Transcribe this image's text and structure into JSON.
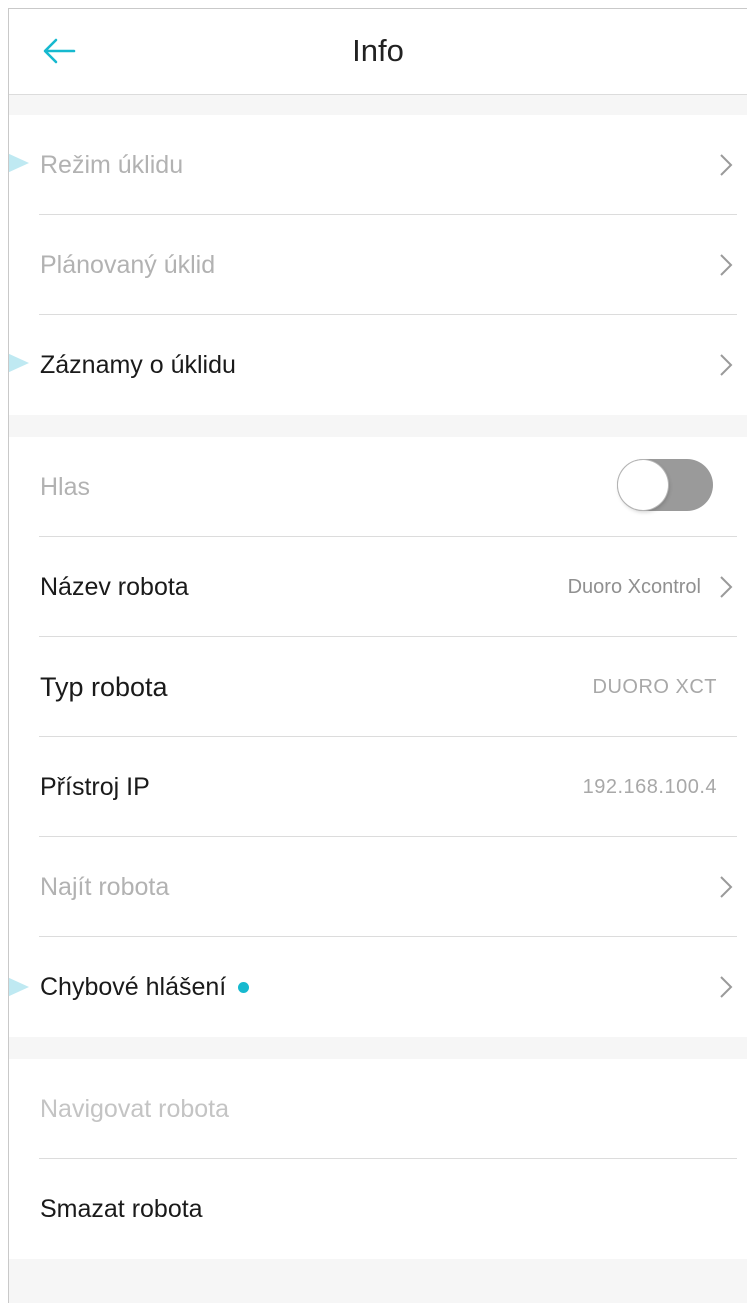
{
  "header": {
    "title": "Info"
  },
  "section1": {
    "items": [
      {
        "label": "Režim úklidu"
      },
      {
        "label": "Plánovaný úklid"
      },
      {
        "label": "Záznamy o úklidu"
      }
    ]
  },
  "section2": {
    "voice": {
      "label": "Hlas",
      "toggle_on": false
    },
    "robot_name": {
      "label": "Název robota",
      "value": "Duoro Xcontrol"
    },
    "robot_type": {
      "label": "Typ robota",
      "value": "DUORO XCT"
    },
    "device_ip": {
      "label": "Přístroj IP",
      "value": "192.168.100.4"
    },
    "find_robot": {
      "label": "Najít robota"
    },
    "error_report": {
      "label": "Chybové hlášení",
      "badge_color": "#16b9cf"
    }
  },
  "section3": {
    "navigate": {
      "label": "Navigovat robota"
    },
    "delete": {
      "label": "Smazat robota"
    }
  },
  "colors": {
    "accent": "#16b9cf",
    "dim_text": "#b2b2b2",
    "dark_text": "#1a1a1a"
  }
}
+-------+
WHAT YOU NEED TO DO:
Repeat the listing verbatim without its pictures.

TASK SOLUTION:
Transcribe this image's text and structure into JSON.
{
  "header": {
    "title": "Info"
  },
  "section1": {
    "items": [
      {
        "label": "Režim úklidu"
      },
      {
        "label": "Plánovaný úklid"
      },
      {
        "label": "Záznamy o úklidu"
      }
    ]
  },
  "section2": {
    "voice": {
      "label": "Hlas",
      "toggle_on": false
    },
    "robot_name": {
      "label": "Název robota",
      "value": "Duoro Xcontrol"
    },
    "robot_type": {
      "label": "Typ robota",
      "value": "DUORO XCT"
    },
    "device_ip": {
      "label": "Přístroj IP",
      "value": "192.168.100.4"
    },
    "find_robot": {
      "label": "Najít robota"
    },
    "error_report": {
      "label": "Chybové hlášení",
      "badge_color": "#16b9cf"
    }
  },
  "section3": {
    "navigate": {
      "label": "Navigovat robota"
    },
    "delete": {
      "label": "Smazat robota"
    }
  },
  "colors": {
    "accent": "#16b9cf",
    "dim_text": "#b2b2b2",
    "dark_text": "#1a1a1a"
  }
}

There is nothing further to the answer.